There was a really nice 100 ft gentle downward slope that had been shaped by two separate major snowstorms and the 10 or so ft of snow that we've gotten this season.  It worked great and they both had fun!

Kenzi is a puller, but I think she would have been just as happy riding. Yup, we tried the dog riding in the tube earlier this winter and yup, my crazy snow dog loved that, too!

Tuesday, March 4, 2014

Dogs and Cowls

 Winter is still hanging on for dear life. The temps dipped below 0 again last night and at almost noon today they've only gotten back up to 14.


In my cold, bored state this winter, I discover cowls. Fun and quick to knit and oh. so. warm!!

The first one I made from unspun silk (if you're interested in how that works, check out this youtube video )

I put it on when finished and didn't take it off for the rest of the day - silk is incredibly soft and warm!

Then I just had to make another one. The second time I used a skien of Araucania Atacama from my stash. I loved the colors but since it was only 110 yards I hadn't yet figured out the perfect project.  A cowl was perfect - a small accessory that showcased the colors beautifully!

Then I wanted pictures. Enter the dogs. I was the only person around and they were laying right there waiting for me to put a cowl around their necks and take pictures

Kipp was horribly unimpressed

Kenzi was slightly more impressed. Probably because I had treats in my hand ;)

Saturday, February 1, 2014

In which I knit

and knit and knit and knit.

Why? Because I live in Michigan. Because it's snowed almost every day in January. Because four of those days were practically a blizzard and Southwest MI was shut down. Because I live on a country road that didn't get plowed every time it snowed. Because I totaled my car in a deer accident in Dec and it took 6 weeks to have my own driveable vehicle again. Because since I totaled said vehicle I've been wary about getting back onto snow covered slippery roads.

So I've only gone out if I've had to get to school or to a job. And I've gotten a LOT of knitting done.

And played some frisbee with the dogs on the side. (side note - chasing a frisbee through 20+ inches of snow is a GREAT workout for a Border Collie)

I did a couple other cool things this month. I got to teach a nosework seminar back at the beginning of January - I had way too much fun and hope to do it again in the future.

But the biggie activity was knitting a whole sweater in a month. It's almost finished! I'll post pictures and details after I get it blocked and sewn together in a few days :)

Wednesday, January 15, 2014

Spinach and sausage soup

 I love experimenting with soup in the winter time - yummy, hot, one dish meals are awesome!

Today's experiment was super simple and tasty - only 5 ingredients!
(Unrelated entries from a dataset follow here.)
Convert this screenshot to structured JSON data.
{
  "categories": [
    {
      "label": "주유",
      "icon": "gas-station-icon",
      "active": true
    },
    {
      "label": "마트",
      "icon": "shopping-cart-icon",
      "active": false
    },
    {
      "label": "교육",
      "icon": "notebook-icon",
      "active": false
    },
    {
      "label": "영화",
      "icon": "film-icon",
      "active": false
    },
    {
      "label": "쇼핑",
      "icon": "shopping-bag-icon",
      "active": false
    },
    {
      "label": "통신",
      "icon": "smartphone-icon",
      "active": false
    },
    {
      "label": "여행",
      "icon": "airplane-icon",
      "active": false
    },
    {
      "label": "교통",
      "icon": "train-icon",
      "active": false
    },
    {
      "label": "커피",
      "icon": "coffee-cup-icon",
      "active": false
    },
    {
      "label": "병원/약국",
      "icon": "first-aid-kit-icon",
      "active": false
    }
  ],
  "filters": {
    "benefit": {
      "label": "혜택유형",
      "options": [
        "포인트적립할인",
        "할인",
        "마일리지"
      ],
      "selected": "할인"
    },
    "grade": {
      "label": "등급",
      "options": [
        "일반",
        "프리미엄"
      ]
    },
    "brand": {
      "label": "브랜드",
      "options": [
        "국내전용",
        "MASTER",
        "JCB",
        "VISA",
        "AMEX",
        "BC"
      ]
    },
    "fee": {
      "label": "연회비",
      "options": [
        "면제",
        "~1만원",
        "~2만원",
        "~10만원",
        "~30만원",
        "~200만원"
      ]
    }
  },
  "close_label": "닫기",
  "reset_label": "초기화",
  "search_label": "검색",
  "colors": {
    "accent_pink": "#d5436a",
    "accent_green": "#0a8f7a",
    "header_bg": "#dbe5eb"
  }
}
It was also gluten free and could work for a paleo diet.

1# sausage
1 medium onion
3/4# frozen chopped spinach
6 cups vegetable broth
2/3 c quinoa

 Chop onion. Over medium heat, brown sausage and onion a 6 qt pot until sausage is no longer pink. Add vegetable broth, bring to a simmer. Add quinoa and cook until quinoa is al dente (10-12 minutes). Add frozen spinach, bring soup back to a simmer. Remove from heat.
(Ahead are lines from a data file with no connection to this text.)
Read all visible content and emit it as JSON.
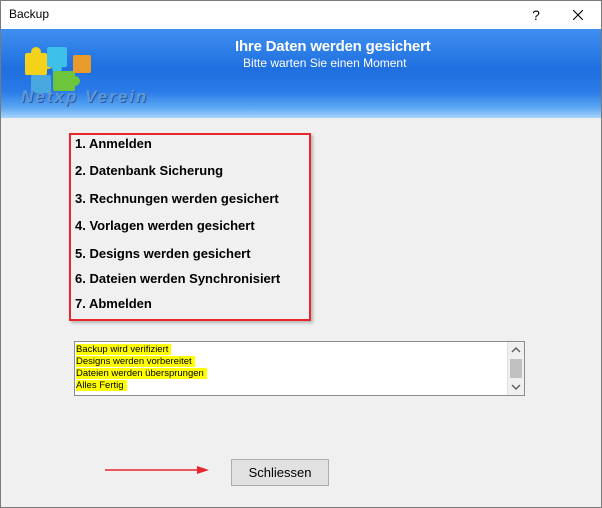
{
  "window": {
    "title": "Backup",
    "help_label": "?"
  },
  "banner": {
    "heading": "Ihre Daten werden gesichert",
    "subheading": "Bitte warten Sie einen Moment",
    "logo_text": "Netxp Verein"
  },
  "steps": [
    "1. Anmelden",
    "2. Datenbank Sicherung",
    "3. Rechnungen werden gesichert",
    "4. Vorlagen werden gesichert",
    "5. Designs werden gesichert",
    "6. Dateien werden Synchronisiert",
    "7. Abmelden"
  ],
  "log": [
    "Backup wird verifiziert",
    "Designs werden vorbereitet",
    "Dateien werden übersprungen",
    "Alles Fertig"
  ],
  "buttons": {
    "close_label": "Schliessen"
  },
  "colors": {
    "highlight": "#ff0000",
    "log_highlight": "#ffff00",
    "banner_blue": "#1f6fe0"
  }
}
Note - you can substitute chicken broth for the vegetable broth if desired.